Women Migrant Workers

Globalization has contributed to an increasing flow of migrant workers from countries with limited economic opportunities to fill gaps in nations with a dwindling labour supply. While globalization may foster the acceleration of trade and investment, it does not create an environment that protects migrant workers’ economic, social and physical security. This is even more so when it comes to women migrant workers, whose numbers have been increasing, now constituting 50 percent or more of the migrant workforce in Asia and Latin America.

By creating new economic opportunities, migration can promote economic independence and status for women workers, who provide safety nets that sustain communities at home. Studies indicate that migrant women workers contribute to the development of both sending and receiving countries — remittances from their incomes account for as much as 10 percent of the GDP in some countries. In 2008, remittances were estimated by the World Bank at US$305 billion. These monetary investments — used for food, housing, education and medical services — along with newly acquired skills of returnees, can potentially contribute significantly to poverty reduction and the Millennium Development Goals.

Yet, while migration can bring new employment and opportunities, it also bears great risks for women, many of whom end up at the lower end of the job market.
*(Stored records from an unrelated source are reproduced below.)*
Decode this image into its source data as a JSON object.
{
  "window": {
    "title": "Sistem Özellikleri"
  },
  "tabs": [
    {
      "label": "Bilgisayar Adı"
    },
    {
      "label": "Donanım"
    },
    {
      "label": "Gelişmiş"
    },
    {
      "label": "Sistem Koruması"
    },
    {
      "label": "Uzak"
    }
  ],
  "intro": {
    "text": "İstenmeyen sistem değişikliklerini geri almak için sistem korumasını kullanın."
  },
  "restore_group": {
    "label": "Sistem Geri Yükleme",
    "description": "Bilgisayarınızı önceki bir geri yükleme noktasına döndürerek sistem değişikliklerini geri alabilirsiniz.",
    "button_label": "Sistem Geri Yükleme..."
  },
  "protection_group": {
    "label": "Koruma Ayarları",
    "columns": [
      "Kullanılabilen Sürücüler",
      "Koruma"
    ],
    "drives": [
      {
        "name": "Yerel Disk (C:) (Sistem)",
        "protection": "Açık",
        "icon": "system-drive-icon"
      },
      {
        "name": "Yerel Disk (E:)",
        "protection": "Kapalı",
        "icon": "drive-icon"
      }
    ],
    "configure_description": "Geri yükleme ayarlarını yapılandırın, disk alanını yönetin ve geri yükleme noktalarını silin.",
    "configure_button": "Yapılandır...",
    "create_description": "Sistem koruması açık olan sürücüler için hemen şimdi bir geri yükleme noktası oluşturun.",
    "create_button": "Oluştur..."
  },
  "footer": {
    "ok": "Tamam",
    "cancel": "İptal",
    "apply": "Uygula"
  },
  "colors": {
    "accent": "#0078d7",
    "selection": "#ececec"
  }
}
Female migrants often work as domestic workers and entertainers — a euphemism for sex workers — in unregulated informal sectors that do not fall under national labour laws. Migrant women routinely lack access to social services and legal protection and are subjected to abuses such as harsh working and living conditions, low wages, illegal withholding of wages and premature termination of employment. The worst abuses force women into sexual slavery.

UN Women Takes Action
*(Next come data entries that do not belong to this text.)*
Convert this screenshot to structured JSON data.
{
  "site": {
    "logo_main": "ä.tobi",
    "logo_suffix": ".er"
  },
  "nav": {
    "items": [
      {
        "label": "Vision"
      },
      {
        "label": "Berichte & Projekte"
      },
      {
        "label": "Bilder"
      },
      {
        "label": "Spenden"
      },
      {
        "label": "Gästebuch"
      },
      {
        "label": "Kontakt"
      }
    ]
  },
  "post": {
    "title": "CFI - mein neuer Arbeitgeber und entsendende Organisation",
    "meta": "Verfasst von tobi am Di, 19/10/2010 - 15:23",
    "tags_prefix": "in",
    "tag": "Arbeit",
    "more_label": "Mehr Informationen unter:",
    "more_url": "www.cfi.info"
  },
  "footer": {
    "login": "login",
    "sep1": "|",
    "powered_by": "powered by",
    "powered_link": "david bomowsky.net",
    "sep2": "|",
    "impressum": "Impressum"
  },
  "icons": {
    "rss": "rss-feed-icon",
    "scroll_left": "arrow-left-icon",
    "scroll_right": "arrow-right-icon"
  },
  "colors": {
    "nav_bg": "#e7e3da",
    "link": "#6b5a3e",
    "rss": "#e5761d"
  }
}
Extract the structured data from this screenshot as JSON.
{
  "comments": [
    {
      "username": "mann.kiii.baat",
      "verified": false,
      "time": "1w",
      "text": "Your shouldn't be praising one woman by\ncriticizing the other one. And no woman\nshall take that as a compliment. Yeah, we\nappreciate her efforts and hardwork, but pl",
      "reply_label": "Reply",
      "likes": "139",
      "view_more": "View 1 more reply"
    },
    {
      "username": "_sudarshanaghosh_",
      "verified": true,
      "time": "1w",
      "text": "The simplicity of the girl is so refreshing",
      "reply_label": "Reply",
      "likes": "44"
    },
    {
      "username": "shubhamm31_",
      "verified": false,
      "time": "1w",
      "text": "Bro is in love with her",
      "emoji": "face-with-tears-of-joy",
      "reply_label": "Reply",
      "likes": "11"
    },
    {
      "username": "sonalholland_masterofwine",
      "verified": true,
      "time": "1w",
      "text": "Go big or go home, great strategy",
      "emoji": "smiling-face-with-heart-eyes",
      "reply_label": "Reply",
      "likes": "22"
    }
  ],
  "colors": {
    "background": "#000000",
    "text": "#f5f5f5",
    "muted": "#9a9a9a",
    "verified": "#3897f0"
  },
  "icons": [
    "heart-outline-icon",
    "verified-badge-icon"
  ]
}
UN Women’s work with women migrants draws upon international human rights standards and encompasses countries of origin and destination. Working with governments, civil society and the private sector, efforts focus on promoting safe migration for women, eliminating trafficking, and enabling policy, institutional and socio-economic environments that ensure women’s equal opportunities and benefits from migration. Specific programme support goes towards establishing laws and practices that protect women migrants’ human rights, drawing connections to national poverty reduction strategies, strengthening migrants’ organizations, and brokering exchanges between source and destination countries to advance labor rights.

In Jordan, UNIFEM (now UN Women) supported efforts for inclusion of women migrant workers in the national labour code. This resulted in the formulation of a minimum standard contract for migrant women that stipulates their rights, such as the right to medical care, rest days and timely payment of wages. Information on a shelter and hotline for domestic workers was also included. In addition, the Government has established a monitoring committee to assess the situations of migrant women workers in their employers’ houses. Media campaigns have raised awareness in this destination country regarding the rights of migrant workers.

With UNIFEM's (now UN Women) support, a law on the Protection of Migrant Women was developed and adopted in Indonesia's Blitar district. The law and complementing decrees mandate significant protection for migrant women, including a protection fund to cover legal costs of discrimination and abuse cases faced by migrant women, and a provision to assign female doctors for medical check-ups to prevent sexual harassment. This law is being replicated in other districts of Indonesia.

In the Covenant of Ethical Conduct and Good Practices, recruitment agencies of nine Asian countries agreed on far-reaching business standards geared towards protecting women migrant workers. Financial exploitation and deliberate misinformation of migrant women workers through illegal recruiters lead not only to economic ruin, but also to physical and sexual abuse of countless women. Through the Covenant, which UNIFEM (now UN Women) helped develop, the recruitment agencies commit themselves to information campaigns for migrant workers and employers, to social security and insurance programmes that benefit migrant workers, and to the establishment of resource and welfare centres in labour-receiving countries.

In Nepal, UNIFEM (now UN Women) supported efforts to revise discriminatory provisions and pass a new law on foreign employment. Advocacy began in 2002, with a view to remove restrictions on women working abroad. A previous cabinet decision had prohibited women from seeking employment in Gulf countries. The 2007 Foreign Employment Act not only bans discrimination based on gender but also adopts special measures to guarantee women’s security and rights when seeking jobs abroad. Nepali women migrants now receive information about the contractual obligations of the employer and about migrant assistance centres in destination countries. The new law also contains provisions to regulate recruiting agencies and includes programmes for the families of migrant workers.